Enterprising retail operators install E85 pumps despite pricing uncertainties
By Kris Bevill | December 12, 2011

Retailers are concerned about increasing E85 prices as a result of the Volumetric Ethanol Excise Tax Credit’s expiration, says Todd Garner, CEO of Boca Raton, Fla.-based ethanol marketer and distributor Protec Fuel Management LLC. But that’s not stopping some of them from installing E85 pumps. In the past five years, Protec has assisted in the installation of about 30 E85 pumps each year, on average. In the second half of the year, the company had helped install 20 pumps by late November, all located predominantly at retail stations in the Southeast. “I think people are concerned about VEETC, but we keep them informed as  to what’s transpiring,” he says.

In general, E85 prices have been trending about 30 cents less per gallon than unleaded gasoline in the Southeast, according to Garner. Without the benefit of the 45-cent-per-gallon tax credit provided to blenders through VEETC, it’s possible that E85 could become more expensive than gasoline, a scenario that many believe would result in the end of the E85 market. “Customers have gotten used to those discounts, so we’re trying to keep them informed that after Jan. 1 this could drastically change,” Garner says. “I hope it doesn’t end up where E85 in the Southeast ends up being higher than gasoline.
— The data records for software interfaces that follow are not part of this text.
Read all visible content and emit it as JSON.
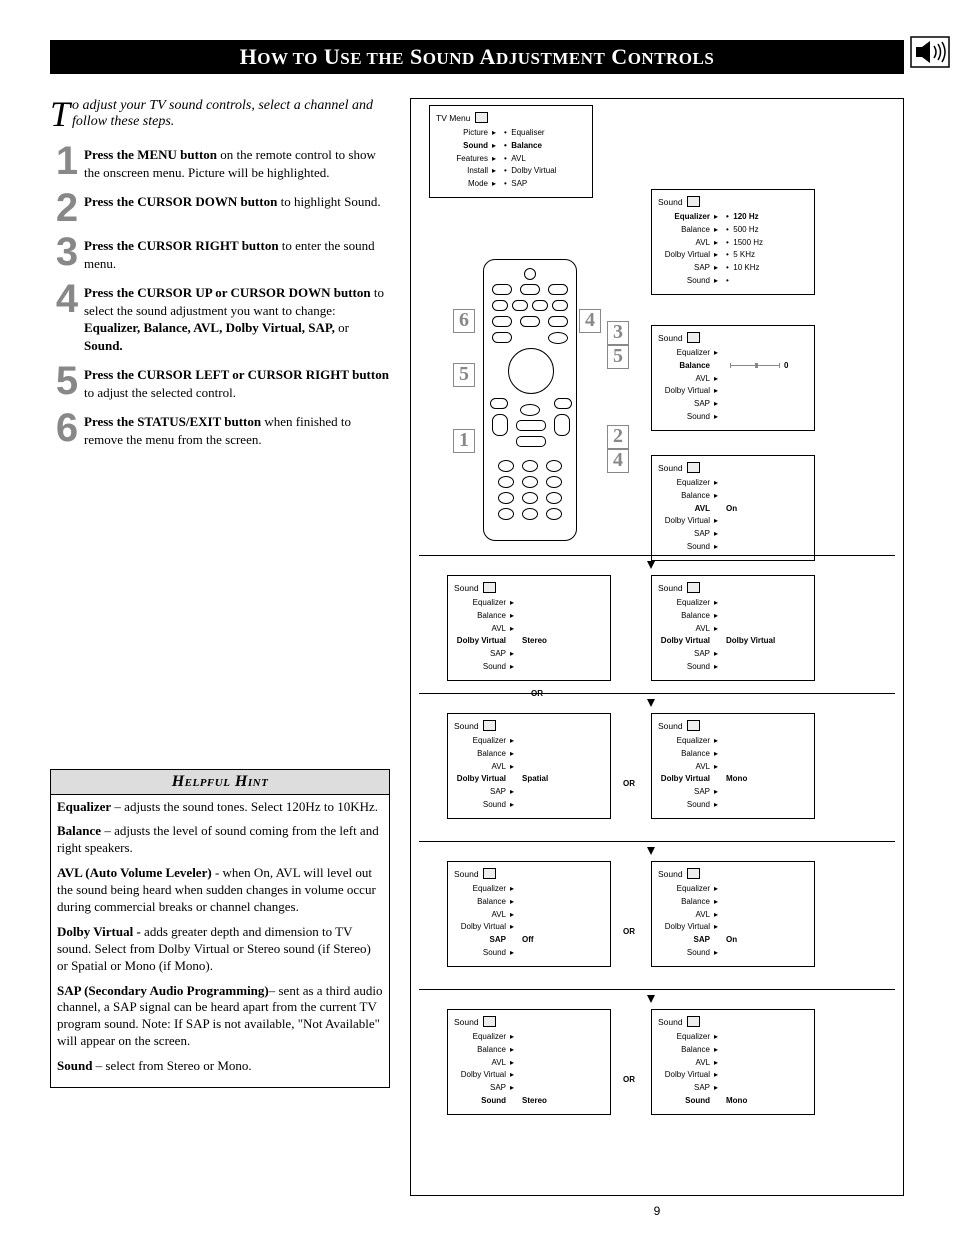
{
  "title_html": "H<span style='font-size:17px'>OW TO</span> U<span style='font-size:17px'>SE THE</span> S<span style='font-size:17px'>OUND</span> A<span style='font-size:17px'>DJUSTMENT</span> C<span style='font-size:17px'>ONTROLS</span>",
  "intro": "o adjust your TV sound controls, select a channel and follow these steps.",
  "intro_dropcap": "T",
  "steps": [
    {
      "n": "1",
      "b": "Press the MENU button",
      "t": " on the remote control to show the onscreen menu. Picture will be highlighted."
    },
    {
      "n": "2",
      "b": "Press the CURSOR DOWN  button",
      "t": " to highlight Sound."
    },
    {
      "n": "3",
      "b": "Press the CURSOR RIGHT button",
      "t": " to enter the sound menu."
    },
    {
      "n": "4",
      "b": "Press the CURSOR UP or CURSOR DOWN button",
      "t": " to select the sound adjustment you want to change:  ",
      "b2": "Equalizer, Balance, AVL, Dolby Virtual, SAP,",
      "t2": " or ",
      "b3": "Sound."
    },
    {
      "n": "5",
      "b": "Press the CURSOR LEFT or CURSOR RIGHT button",
      "t": " to adjust the selected control."
    },
    {
      "n": "6",
      "b": "Press the STATUS/EXIT button",
      "t": " when finished to remove the menu from the screen."
    }
  ],
  "hint_title": "Helpful Hint",
  "hints": [
    {
      "b": "Equalizer",
      "t": " – adjusts the sound tones. Select 120Hz  to 10KHz."
    },
    {
      "b": "Balance",
      "t": " – adjusts the level of sound coming from the left and right speakers."
    },
    {
      "b": "AVL (Auto Volume Leveler)",
      "t": " - when On, AVL will level out the sound being heard when sudden changes in volume occur during commercial breaks or channel changes."
    },
    {
      "b": "Dolby Virtual -",
      "t": " adds greater depth and dimension to TV sound. Select from Dolby Virtual or Stereo sound (if Stereo) or Spatial or Mono (if Mono)."
    },
    {
      "b": "SAP (Secondary Audio Programming)",
      "t": "– sent as a third audio channel, a SAP signal can be heard apart from the current TV program sound.  Note: If SAP is not available, \"Not Available\" will appear on the screen."
    },
    {
      "b": "Sound",
      "t": " – select from Stereo or Mono."
    }
  ],
  "tv_menu": {
    "title": "TV Menu",
    "items": [
      "Picture",
      "Sound",
      "Features",
      "Install",
      "Mode"
    ],
    "sel": "Sound",
    "right": [
      "Equaliser",
      "Balance",
      "AVL",
      "Dolby Virtual",
      "SAP"
    ]
  },
  "eq_menu": {
    "title": "Sound",
    "items": [
      "Equalizer",
      "Balance",
      "AVL",
      "Dolby Virtual",
      "SAP",
      "Sound"
    ],
    "sel": "Equalizer",
    "right": [
      "120 Hz",
      "500 Hz",
      "1500 Hz",
      "5 KHz",
      "10 KHz"
    ]
  },
  "bal_menu": {
    "title": "Sound",
    "items": [
      "Equalizer",
      "Balance",
      "AVL",
      "Dolby Virtual",
      "SAP",
      "Sound"
    ],
    "sel": "Balance",
    "val": "0"
  },
  "avl_menu": {
    "title": "Sound",
    "items": [
      "Equalizer",
      "Balance",
      "AVL",
      "Dolby Virtual",
      "SAP",
      "Sound"
    ],
    "sel": "AVL",
    "val": "On"
  },
  "dv_stereo": {
    "title": "Sound",
    "sel": "Dolby Virtual",
    "val": "Stereo"
  },
  "dv_dolby": {
    "title": "Sound",
    "sel": "Dolby Virtual",
    "val": "Dolby Virtual"
  },
  "dv_spatial": {
    "title": "Sound",
    "sel": "Dolby Virtual",
    "val": "Spatial"
  },
  "dv_mono": {
    "title": "Sound",
    "sel": "Dolby Virtual",
    "val": "Mono"
  },
  "sap_off": {
    "title": "Sound",
    "sel": "SAP",
    "val": "Off"
  },
  "sap_on": {
    "title": "Sound",
    "sel": "SAP",
    "val": "On"
  },
  "snd_stereo": {
    "title": "Sound",
    "sel": "Sound",
    "val": "Stereo"
  },
  "snd_mono": {
    "title": "Sound",
    "sel": "Sound",
    "val": "Mono"
  },
  "sound_items": [
    "Equalizer",
    "Balance",
    "AVL",
    "Dolby Virtual",
    "SAP",
    "Sound"
  ],
  "or": "OR",
  "page": "9",
  "callouts": [
    "1",
    "2",
    "3",
    "4",
    "5",
    "6"
  ]
}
But for the new customers coming in, we’re being completely honest with them.”

Protec is a member of the recently formed Coalition for E85, a group of retailers, producers, equipment manufacturers and fuel distributors focused on modifying the tax code to allow E85 to qualify for the 50-cent-per-gallon tax credit allotted to other recognized renewable fuels, such as propane, hydrogen and compressed natural gas. “We must not abandon E85 this close to self-sustainability,” Garner said in a statement announcing the group’s formation. “We hope retailers, producers, automakers and others concerned about the future of E85 will stand up and fight with us.” Garner admits, however, that given the dysfunctional state of politics it is unclear whether any progress can be made on this effort before 2012.

Despite pricing and incentive uncertainty, most of the retailers installing E85 pumps in recent months are confident that the fuel will continue to have a market, Garner says. Protec’s customers tend to be pro-alternative fuel and are eager to do something that will set them apart from their competition in order to drive customers into their stores. “Customers may have requested it or asked about, or the store owner wants to separate himself from the other stores in the area,” he says. “These are the same kind of people who are putting solar panels on their stations to reduce their energy costs. These are very pro-active people.”

Protec’s business model offers turnkey ethanol-related services to its customers, from site selection and grant application assistance to fuel supply and marketing services. It was recently involved in the installation of Raleigh, N.C.’s first dual-fuel E85-B20 pump, located at a Crown Express Mart station. “We are excited to be able to offer alternative fueling options in the Raleigh area,” Kokila Amin, one of the station owners, said in a statement. “Individual and fleet customers now have a choice and convenient place to pump E85 and B20 fuel seven days a week.”  —Kris Bevill